A huge success and leap forward for dental science, this year’s Perio Workshop outcomes were the result of a significant collaboration between the European Federation of Periodontology (EFP) and European Organisation for Caries Research (ORCA).
Held in La Granja, Spain, over three days during November 2016, the workshop was sponsored by Colgate and attended by top-level international specialists from periodontology and cariology. Delegates worked together in mixed groups to create a framework for collaboration on reducing gum disease and caries – the two main causes of tooth loss.
Four working groups generated in-depth debate on:
- The role of microbial biofilm
- Interaction of lifestyle and systemic diseases with caries and gum disease
- Prevention and control at individual and society level
- Age-related effects on oral health.
Each group was co-chaired by an expert from ORCA and another from the EFP. Conclusions of these joint sessions are being reviewed and refined for publication in a special open-access supplement of the EFP’s Journal of Clinical Periodontology during 2017.
These outcomes will be the product of an unprecedented exchange of knowledge, approaches and methodologies from EFP and ORCA delegates. Given the profile and prestige of these specialists, the conclusions of Perio Workshop 2016 will set new global standards not just in Europe but across the globe in science and research on causes of people most often losing their teeth – either during childhood because of caries, or for the elderly due to periodontal disease.
‘Perio Workshop 2016 has been a fantastic opportunity to bring together the scientific culture and background of first-class scientists who very rarely work together,’ explained chairman Mariano Sanz.
‘We discussed all the common risk factors that make a person more susceptible to caries or periodontal disease – or both – including impact of sugar, the developmental aspect of teeth and periodontal tissues.
‘A key topic of Perio Workshop 2016 was geriatric dentistry. We went into detail on what occurs to our teeth as we are getting old. This is important as the EFP is willing to put renewed emphasis on the patient’s quality of life and wellbeing,’ Mariano explained. ‘This is a two-directional process.
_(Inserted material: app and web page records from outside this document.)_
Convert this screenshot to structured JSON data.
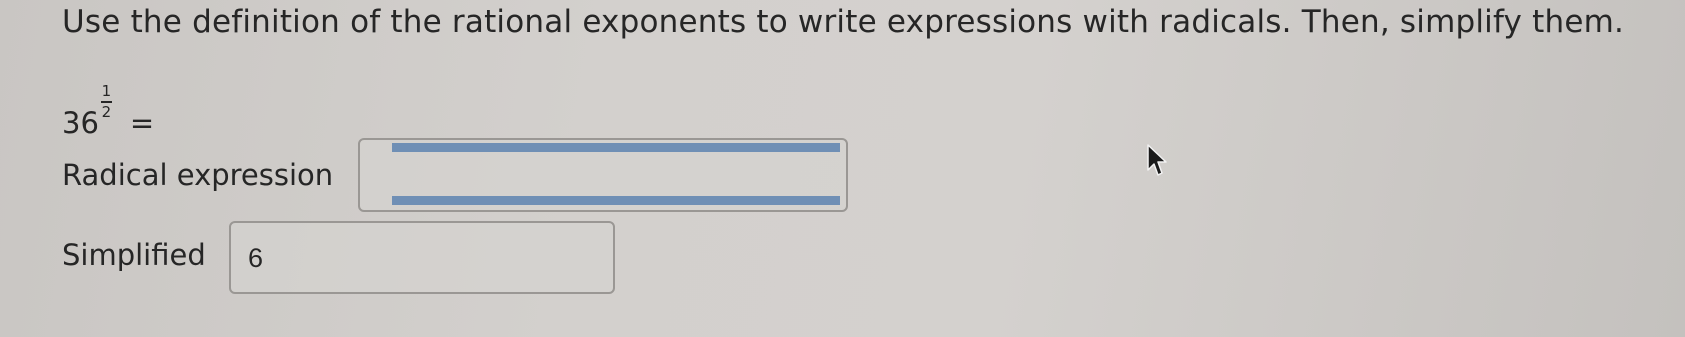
{
  "instruction": "Use the definition of the rational exponents to write expressions with radicals. Then, simplify them.",
  "expression": {
    "base": "36",
    "exponent_numerator": "1",
    "exponent_denominator": "2",
    "equals": "="
  },
  "radical_expression": {
    "label": "Radical expression",
    "value": ""
  },
  "simplified": {
    "label": "Simplified",
    "value": "6"
  },
  "icons": {
    "cursor": "mouse-pointer-icon"
  }
}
It is important to understand how caries and gum disease impact on our quality of life and wellbeing, but also the other way around: how social and economic factors can heavily influence these diseases.’
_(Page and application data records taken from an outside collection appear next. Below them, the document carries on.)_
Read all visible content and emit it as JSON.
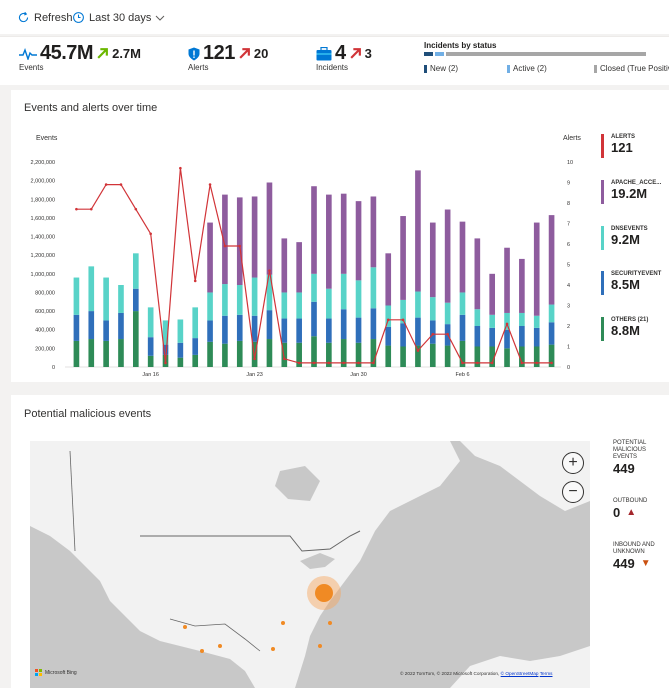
{
  "toolbar": {
    "refresh_label": "Refresh",
    "range_label": "Last 30 days"
  },
  "kpis": [
    {
      "value": "45.7M",
      "delta": "2.7M",
      "label": "Events",
      "icon": "activity-icon",
      "arrow_color": "#6bb700"
    },
    {
      "value": "121",
      "delta": "20",
      "label": "Alerts",
      "icon": "shield-icon",
      "arrow_color": "#d13438"
    },
    {
      "value": "4",
      "delta": "3",
      "label": "Incidents",
      "icon": "briefcase-icon",
      "arrow_color": "#d13438"
    }
  ],
  "incidents_status": {
    "title": "Incidents by status",
    "items": [
      "New (2)",
      "Active (2)",
      "Closed (True Positiv"
    ],
    "colors": [
      "#1f4e79",
      "#71afe5",
      "#a6a6a6"
    ]
  },
  "events_panel": {
    "title": "Events and alerts over time"
  },
  "chart_data": {
    "type": "bar",
    "ylabel": "Events",
    "y2label": "Alerts",
    "ylim": [
      0,
      2200000
    ],
    "y2lim": [
      0,
      10
    ],
    "y_ticks": [
      "2,200,000",
      "2,000,000",
      "1,800,000",
      "1,600,000",
      "1,400,000",
      "1,200,000",
      "1,000,000",
      "800,000",
      "600,000",
      "400,000",
      "200,000",
      "0"
    ],
    "y2_ticks": [
      "10",
      "9",
      "8",
      "7",
      "6",
      "5",
      "4",
      "3",
      "2",
      "1",
      "0"
    ],
    "x_tick_labels": [
      {
        "index": 5,
        "label": "Jan 16"
      },
      {
        "index": 12,
        "label": "Jan 23"
      },
      {
        "index": 19,
        "label": "Jan 30"
      },
      {
        "index": 26,
        "label": "Feb 6"
      }
    ],
    "series_colors": {
      "others": "#2e8b57",
      "securityevent": "#2f6fba",
      "dnsevents": "#58d3c8",
      "apache": "#8e5c9e",
      "alerts": "#d13438"
    },
    "stacks": [
      {
        "others": 280000,
        "securityevent": 280000,
        "dnsevents": 400000,
        "apache": 0
      },
      {
        "others": 300000,
        "securityevent": 300000,
        "dnsevents": 480000,
        "apache": 0
      },
      {
        "others": 280000,
        "securityevent": 220000,
        "dnsevents": 460000,
        "apache": 0
      },
      {
        "others": 300000,
        "securityevent": 280000,
        "dnsevents": 300000,
        "apache": 0
      },
      {
        "others": 600000,
        "securityevent": 240000,
        "dnsevents": 380000,
        "apache": 0
      },
      {
        "others": 120000,
        "securityevent": 200000,
        "dnsevents": 320000,
        "apache": 0
      },
      {
        "others": 130000,
        "securityevent": 110000,
        "dnsevents": 260000,
        "apache": 0
      },
      {
        "others": 100000,
        "securityevent": 160000,
        "dnsevents": 250000,
        "apache": 0
      },
      {
        "others": 130000,
        "securityevent": 180000,
        "dnsevents": 330000,
        "apache": 0
      },
      {
        "others": 270000,
        "securityevent": 230000,
        "dnsevents": 300000,
        "apache": 750000
      },
      {
        "others": 250000,
        "securityevent": 300000,
        "dnsevents": 340000,
        "apache": 960000
      },
      {
        "others": 280000,
        "securityevent": 280000,
        "dnsevents": 320000,
        "apache": 940000
      },
      {
        "others": 270000,
        "securityevent": 280000,
        "dnsevents": 410000,
        "apache": 870000
      },
      {
        "others": 300000,
        "securityevent": 310000,
        "dnsevents": 380000,
        "apache": 990000
      },
      {
        "others": 260000,
        "securityevent": 260000,
        "dnsevents": 280000,
        "apache": 580000
      },
      {
        "others": 260000,
        "securityevent": 260000,
        "dnsevents": 280000,
        "apache": 540000
      },
      {
        "others": 330000,
        "securityevent": 370000,
        "dnsevents": 300000,
        "apache": 940000
      },
      {
        "others": 260000,
        "securityevent": 260000,
        "dnsevents": 320000,
        "apache": 1010000
      },
      {
        "others": 300000,
        "securityevent": 320000,
        "dnsevents": 380000,
        "apache": 860000
      },
      {
        "others": 260000,
        "securityevent": 270000,
        "dnsevents": 400000,
        "apache": 850000
      },
      {
        "others": 300000,
        "securityevent": 330000,
        "dnsevents": 440000,
        "apache": 760000
      },
      {
        "others": 230000,
        "securityevent": 200000,
        "dnsevents": 230000,
        "apache": 560000
      },
      {
        "others": 220000,
        "securityevent": 250000,
        "dnsevents": 250000,
        "apache": 900000
      },
      {
        "others": 230000,
        "securityevent": 300000,
        "dnsevents": 280000,
        "apache": 1300000
      },
      {
        "others": 250000,
        "securityevent": 250000,
        "dnsevents": 250000,
        "apache": 800000
      },
      {
        "others": 230000,
        "securityevent": 230000,
        "dnsevents": 230000,
        "apache": 1000000
      },
      {
        "others": 280000,
        "securityevent": 280000,
        "dnsevents": 240000,
        "apache": 760000
      },
      {
        "others": 220000,
        "securityevent": 220000,
        "dnsevents": 180000,
        "apache": 760000
      },
      {
        "others": 220000,
        "securityevent": 200000,
        "dnsevents": 140000,
        "apache": 440000
      },
      {
        "others": 200000,
        "securityevent": 200000,
        "dnsevents": 180000,
        "apache": 700000
      },
      {
        "others": 220000,
        "securityevent": 220000,
        "dnsevents": 140000,
        "apache": 580000
      },
      {
        "others": 220000,
        "securityevent": 200000,
        "dnsevents": 130000,
        "apache": 1000000
      },
      {
        "others": 240000,
        "securityevent": 240000,
        "dnsevents": 190000,
        "apache": 960000
      }
    ],
    "alerts": [
      7.7,
      7.7,
      8.9,
      8.9,
      7.7,
      6.5,
      0.2,
      9.7,
      4.2,
      8.9,
      5.9,
      5.9,
      0.4,
      4.7,
      0.4,
      0.2,
      0.2,
      0.2,
      0.2,
      0.2,
      0.2,
      2.3,
      2.3,
      0.8,
      1.6,
      1.6,
      0.2,
      0.2,
      0.2,
      2.1,
      0.2,
      0.2,
      0.2
    ],
    "legend": [
      {
        "name": "ALERTS",
        "value": "121",
        "color": "#d13438"
      },
      {
        "name": "APACHE_ACCE...",
        "value": "19.2M",
        "color": "#8e5c9e"
      },
      {
        "name": "DNSEVENTS",
        "value": "9.2M",
        "color": "#58d3c8"
      },
      {
        "name": "SECURITYEVENT",
        "value": "8.5M",
        "color": "#2f6fba"
      },
      {
        "name": "OTHERS (21)",
        "value": "8.8M",
        "color": "#2e8b57"
      }
    ]
  },
  "map_panel": {
    "title": "Potential malicious events",
    "zoom_in": "+",
    "zoom_out": "−",
    "bing_label": "Microsoft Bing",
    "attribution": "© 2022 TomTom, © 2022 Microsoft Corporation,",
    "osm_link": "© OpenStreetMap",
    "terms_link": "Terms",
    "stats": [
      {
        "label": "POTENTIAL MALICIOUS EVENTS",
        "value": "449",
        "arrow": ""
      },
      {
        "label": "OUTBOUND",
        "value": "0",
        "arrow": "▲",
        "arrow_color": "#a4262c"
      },
      {
        "label": "INBOUND AND UNKNOWN",
        "value": "449",
        "arrow": "▼",
        "arrow_color": "#ca5010"
      }
    ]
  }
}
Both the EFP and ORCA are science-driven organisations based in Europe with a worldwide reach, as they lead the global conversation on periodontology and caries, respectively.